Somewhere far-far in Uljanovsk there is a manor house full of secrets. Who lived here before, why they left, and who is now the invisible master of it?..
Villa Persi French is located in 100km far from Uljanovsk, Russia, in the village Terenga. It is easily accessible, there are no guardians or fence. It is easily to reach this place by car, or by hitchhiking – it is located not far from the highway to Syzran.
From the middle of the XVIII century village Terenga belonged to The Golitsyn – one of the largest princely of the noble houses of Russia, originated in the Grand Duchy of Lithuania. In 1768-1769, they built a cloth factory in Terenga. The factory was considered the largest enterprise in the Simbirsk (the name of Uljanovsk before the Red Revolution) province and one of the largest in Russia.
The information about the history of the Villa is contradictory. Some say that the Golitsins themselves built the manor house, others – that one of the richest landowners, a retired general, secret adviser Alexander Nikiforovich Skrebitsky did it.
The “Simbirsk Diocesan Vedomosti” for 1911 reports that “a huge palace with basements, towers, balconies and a gazebo, built on three floors, was built by the Skrebitsky household method -“ the peasants made it, the craftsmen were the same. ” The building stood in the middle of the park. Two belvedere balconies overlooked the factory courtyard of the cloth factory, household services, rooms for servants, warm stables, the Terengulka river and “the most remote fields”.

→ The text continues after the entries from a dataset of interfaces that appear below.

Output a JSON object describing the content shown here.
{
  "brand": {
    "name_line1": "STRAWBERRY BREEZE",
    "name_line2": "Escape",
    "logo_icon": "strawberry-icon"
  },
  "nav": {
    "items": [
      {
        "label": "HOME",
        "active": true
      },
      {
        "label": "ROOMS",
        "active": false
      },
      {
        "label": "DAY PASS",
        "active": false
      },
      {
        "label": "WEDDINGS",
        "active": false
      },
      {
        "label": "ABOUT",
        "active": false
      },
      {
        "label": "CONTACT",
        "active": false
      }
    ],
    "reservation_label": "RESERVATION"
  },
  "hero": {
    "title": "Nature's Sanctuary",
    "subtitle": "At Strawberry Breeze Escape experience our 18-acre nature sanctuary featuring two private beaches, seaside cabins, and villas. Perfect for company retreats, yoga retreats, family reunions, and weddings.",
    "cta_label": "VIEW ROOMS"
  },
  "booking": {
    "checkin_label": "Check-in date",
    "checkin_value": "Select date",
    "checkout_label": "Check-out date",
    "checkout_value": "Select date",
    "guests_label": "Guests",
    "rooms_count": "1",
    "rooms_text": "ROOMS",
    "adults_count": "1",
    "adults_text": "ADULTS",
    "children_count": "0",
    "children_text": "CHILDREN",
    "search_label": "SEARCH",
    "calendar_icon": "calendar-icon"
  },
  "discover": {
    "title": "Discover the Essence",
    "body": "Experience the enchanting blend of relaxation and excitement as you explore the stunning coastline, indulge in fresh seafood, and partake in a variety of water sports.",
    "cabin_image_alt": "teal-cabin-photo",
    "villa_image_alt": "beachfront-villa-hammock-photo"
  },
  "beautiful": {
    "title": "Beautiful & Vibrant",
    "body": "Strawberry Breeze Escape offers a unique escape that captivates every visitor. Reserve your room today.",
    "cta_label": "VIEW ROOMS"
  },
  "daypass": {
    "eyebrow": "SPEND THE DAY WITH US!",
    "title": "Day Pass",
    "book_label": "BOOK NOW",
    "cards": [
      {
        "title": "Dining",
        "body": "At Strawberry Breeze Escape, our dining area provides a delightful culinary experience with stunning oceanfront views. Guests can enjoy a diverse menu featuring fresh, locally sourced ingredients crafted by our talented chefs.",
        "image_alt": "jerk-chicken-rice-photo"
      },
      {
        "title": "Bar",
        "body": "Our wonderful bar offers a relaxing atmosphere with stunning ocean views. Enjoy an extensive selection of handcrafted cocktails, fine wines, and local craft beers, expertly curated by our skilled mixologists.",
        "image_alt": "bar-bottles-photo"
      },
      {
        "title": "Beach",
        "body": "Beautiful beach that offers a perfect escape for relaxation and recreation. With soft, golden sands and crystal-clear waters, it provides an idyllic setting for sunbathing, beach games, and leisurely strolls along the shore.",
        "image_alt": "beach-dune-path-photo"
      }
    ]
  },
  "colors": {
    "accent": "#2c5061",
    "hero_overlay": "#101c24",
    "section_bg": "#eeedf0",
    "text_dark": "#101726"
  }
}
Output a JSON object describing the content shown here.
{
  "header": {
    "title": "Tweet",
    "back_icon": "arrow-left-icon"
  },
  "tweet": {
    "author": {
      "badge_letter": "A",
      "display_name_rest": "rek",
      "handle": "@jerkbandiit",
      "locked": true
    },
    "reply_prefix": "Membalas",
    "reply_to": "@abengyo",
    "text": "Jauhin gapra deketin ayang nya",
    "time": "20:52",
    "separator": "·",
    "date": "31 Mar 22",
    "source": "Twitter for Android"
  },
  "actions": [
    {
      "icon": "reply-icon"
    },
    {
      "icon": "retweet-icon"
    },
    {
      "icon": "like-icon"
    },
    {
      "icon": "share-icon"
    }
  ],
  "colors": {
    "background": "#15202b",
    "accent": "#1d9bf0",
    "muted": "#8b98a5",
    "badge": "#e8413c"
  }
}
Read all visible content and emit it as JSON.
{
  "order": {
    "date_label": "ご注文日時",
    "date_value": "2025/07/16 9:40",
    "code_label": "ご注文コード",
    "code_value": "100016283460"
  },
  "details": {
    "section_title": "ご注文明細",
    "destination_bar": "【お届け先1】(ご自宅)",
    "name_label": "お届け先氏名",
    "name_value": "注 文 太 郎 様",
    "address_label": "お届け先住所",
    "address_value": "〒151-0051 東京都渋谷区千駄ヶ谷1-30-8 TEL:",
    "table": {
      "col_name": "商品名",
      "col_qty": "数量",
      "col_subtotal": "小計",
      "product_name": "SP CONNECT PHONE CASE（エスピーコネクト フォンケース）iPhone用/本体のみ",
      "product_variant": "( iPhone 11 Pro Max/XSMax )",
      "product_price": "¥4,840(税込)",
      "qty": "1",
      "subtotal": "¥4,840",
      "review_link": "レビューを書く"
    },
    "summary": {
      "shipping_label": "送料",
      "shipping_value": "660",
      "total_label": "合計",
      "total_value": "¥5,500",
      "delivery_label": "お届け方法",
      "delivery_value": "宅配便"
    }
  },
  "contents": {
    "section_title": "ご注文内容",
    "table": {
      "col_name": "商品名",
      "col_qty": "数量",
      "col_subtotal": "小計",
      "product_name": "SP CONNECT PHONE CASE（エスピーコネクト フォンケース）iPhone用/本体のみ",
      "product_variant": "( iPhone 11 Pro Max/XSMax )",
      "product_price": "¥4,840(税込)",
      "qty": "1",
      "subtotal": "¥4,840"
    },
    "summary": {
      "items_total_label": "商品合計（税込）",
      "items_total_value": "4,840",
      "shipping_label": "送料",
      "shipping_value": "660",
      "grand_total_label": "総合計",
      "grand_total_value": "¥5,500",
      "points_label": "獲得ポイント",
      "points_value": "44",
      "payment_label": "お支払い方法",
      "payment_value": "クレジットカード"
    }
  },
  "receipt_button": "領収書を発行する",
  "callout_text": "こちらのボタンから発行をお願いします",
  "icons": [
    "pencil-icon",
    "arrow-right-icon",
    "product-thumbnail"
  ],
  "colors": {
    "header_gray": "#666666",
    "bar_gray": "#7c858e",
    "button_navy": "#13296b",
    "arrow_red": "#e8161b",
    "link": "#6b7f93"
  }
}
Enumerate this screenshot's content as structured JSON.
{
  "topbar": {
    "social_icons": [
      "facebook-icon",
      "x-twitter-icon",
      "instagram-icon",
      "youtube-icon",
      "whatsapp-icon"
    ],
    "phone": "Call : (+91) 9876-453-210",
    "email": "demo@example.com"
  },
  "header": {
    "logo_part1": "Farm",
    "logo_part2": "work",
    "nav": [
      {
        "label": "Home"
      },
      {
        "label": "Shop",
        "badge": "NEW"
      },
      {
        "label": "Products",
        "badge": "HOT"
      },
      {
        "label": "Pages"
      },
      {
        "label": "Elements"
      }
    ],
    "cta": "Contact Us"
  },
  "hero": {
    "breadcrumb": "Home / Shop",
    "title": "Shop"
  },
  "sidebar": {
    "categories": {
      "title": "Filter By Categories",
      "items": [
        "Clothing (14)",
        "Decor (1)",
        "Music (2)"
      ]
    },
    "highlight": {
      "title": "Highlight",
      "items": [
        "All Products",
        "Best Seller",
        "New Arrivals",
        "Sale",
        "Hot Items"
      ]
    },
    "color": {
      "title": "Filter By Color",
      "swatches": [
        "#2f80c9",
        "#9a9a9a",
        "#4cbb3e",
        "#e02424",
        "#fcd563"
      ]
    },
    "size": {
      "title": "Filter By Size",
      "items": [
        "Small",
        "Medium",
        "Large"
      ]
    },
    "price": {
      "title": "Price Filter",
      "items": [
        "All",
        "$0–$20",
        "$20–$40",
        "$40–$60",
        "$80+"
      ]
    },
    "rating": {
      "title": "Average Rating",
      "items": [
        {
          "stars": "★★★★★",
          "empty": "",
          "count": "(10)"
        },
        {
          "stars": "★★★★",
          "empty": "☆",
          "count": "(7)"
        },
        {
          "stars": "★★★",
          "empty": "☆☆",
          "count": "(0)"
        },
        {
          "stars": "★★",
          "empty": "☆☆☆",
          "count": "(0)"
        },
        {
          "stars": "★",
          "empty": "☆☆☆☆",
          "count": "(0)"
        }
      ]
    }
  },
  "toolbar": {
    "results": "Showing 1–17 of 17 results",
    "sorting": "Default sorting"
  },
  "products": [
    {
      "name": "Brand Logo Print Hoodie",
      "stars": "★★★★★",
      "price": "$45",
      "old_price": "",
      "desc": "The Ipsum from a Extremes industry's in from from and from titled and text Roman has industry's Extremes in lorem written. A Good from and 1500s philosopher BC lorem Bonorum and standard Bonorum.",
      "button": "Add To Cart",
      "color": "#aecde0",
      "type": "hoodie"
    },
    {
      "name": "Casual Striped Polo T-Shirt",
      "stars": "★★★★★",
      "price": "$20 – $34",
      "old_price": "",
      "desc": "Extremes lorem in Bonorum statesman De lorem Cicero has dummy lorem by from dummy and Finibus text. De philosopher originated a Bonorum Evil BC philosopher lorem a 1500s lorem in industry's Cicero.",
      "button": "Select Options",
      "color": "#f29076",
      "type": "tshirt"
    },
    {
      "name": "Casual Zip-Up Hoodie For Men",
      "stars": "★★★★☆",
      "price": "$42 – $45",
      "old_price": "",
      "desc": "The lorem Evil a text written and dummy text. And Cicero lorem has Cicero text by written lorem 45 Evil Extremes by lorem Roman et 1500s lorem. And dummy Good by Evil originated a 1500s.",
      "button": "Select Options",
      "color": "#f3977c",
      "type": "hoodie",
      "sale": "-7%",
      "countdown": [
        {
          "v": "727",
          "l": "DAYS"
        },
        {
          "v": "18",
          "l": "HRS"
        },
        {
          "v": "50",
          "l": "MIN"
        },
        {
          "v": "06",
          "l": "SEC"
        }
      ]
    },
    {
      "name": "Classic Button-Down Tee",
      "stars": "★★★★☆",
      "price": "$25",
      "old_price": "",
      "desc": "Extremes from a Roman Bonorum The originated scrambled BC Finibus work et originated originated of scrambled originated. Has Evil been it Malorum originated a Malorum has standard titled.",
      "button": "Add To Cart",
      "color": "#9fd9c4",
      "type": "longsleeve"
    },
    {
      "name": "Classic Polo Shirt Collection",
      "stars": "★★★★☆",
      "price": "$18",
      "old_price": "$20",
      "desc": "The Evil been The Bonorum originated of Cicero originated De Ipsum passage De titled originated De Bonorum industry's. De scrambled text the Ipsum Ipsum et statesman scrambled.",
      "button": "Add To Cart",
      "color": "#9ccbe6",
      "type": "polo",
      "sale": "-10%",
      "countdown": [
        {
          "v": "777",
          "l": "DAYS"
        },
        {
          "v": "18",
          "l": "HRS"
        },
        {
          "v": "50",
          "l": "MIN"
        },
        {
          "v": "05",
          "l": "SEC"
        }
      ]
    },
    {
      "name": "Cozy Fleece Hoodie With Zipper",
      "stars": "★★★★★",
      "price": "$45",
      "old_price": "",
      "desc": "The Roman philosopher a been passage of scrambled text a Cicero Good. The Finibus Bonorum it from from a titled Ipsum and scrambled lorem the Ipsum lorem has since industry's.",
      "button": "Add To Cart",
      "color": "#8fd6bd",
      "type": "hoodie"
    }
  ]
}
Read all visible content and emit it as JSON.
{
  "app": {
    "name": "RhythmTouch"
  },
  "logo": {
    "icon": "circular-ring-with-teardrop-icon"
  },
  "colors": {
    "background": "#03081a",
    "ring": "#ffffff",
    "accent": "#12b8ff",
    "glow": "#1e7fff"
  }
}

The last owner of the unique mansion was the only daughter of Simbirskaya noblewoman Sofya Kindyakova and Irish aristocrat Robert Maximilian Persi French – Kathleen Emilia Alexandra Persi French.
However, during the revolution, the estate was nationalized. During the Civil War, the headquarters of Lieutenant General Kappel was located in the manor house. During the fighting, an artillery shell hit the central dome of the house. However, the dome was later restored to its original form. After 1928, the building housed the Terengulsky District Executive Committee, then a school for peasant youth, from the 30s – an elementary school, a boarding school for nonresident students, then a secondary school.
In 2003, the school moved to another place. According to the official version, due to lack of funds for the fuel for the boiler room. The manor house was cloased, and recognized as an architectural monument of the 18th century and included in the list of cultural heritage objects. Though there was no money allocated for its restoration.
We arrive here with a group of my new friends almost immideately I step from my train in Uljanovsk. There was nothing of interesting in this city except that fact that Grand Lenin was born here. So I try to take an advantage of Russian holidays and explore neiborhoods. There were many people who were happy to help me and take around interesting abandoned churched though at last moment they happened to have some other things to do.
This villa caught my attention as it is located nor far from the city and it is quite beautiful from outside, built in late classicism style.
When we arrived I was shocked for a little bit. I didn’t expect that such villa with so great history will just stay in disrepair, in the center of the small village. Though it was.
There was no problem in climbing inside the broken window to see villa from inside. There was nothing spectacular there, though it was quite interesting to see many quotes and pictures from Russian cartoons on the walls.
The most amazing moment was when I stepped on the balcony on the 3d floor and saw this village from the up. Peace and tranquility swept me…
One last look on the villa, and here we are already going back to Uljanovsk.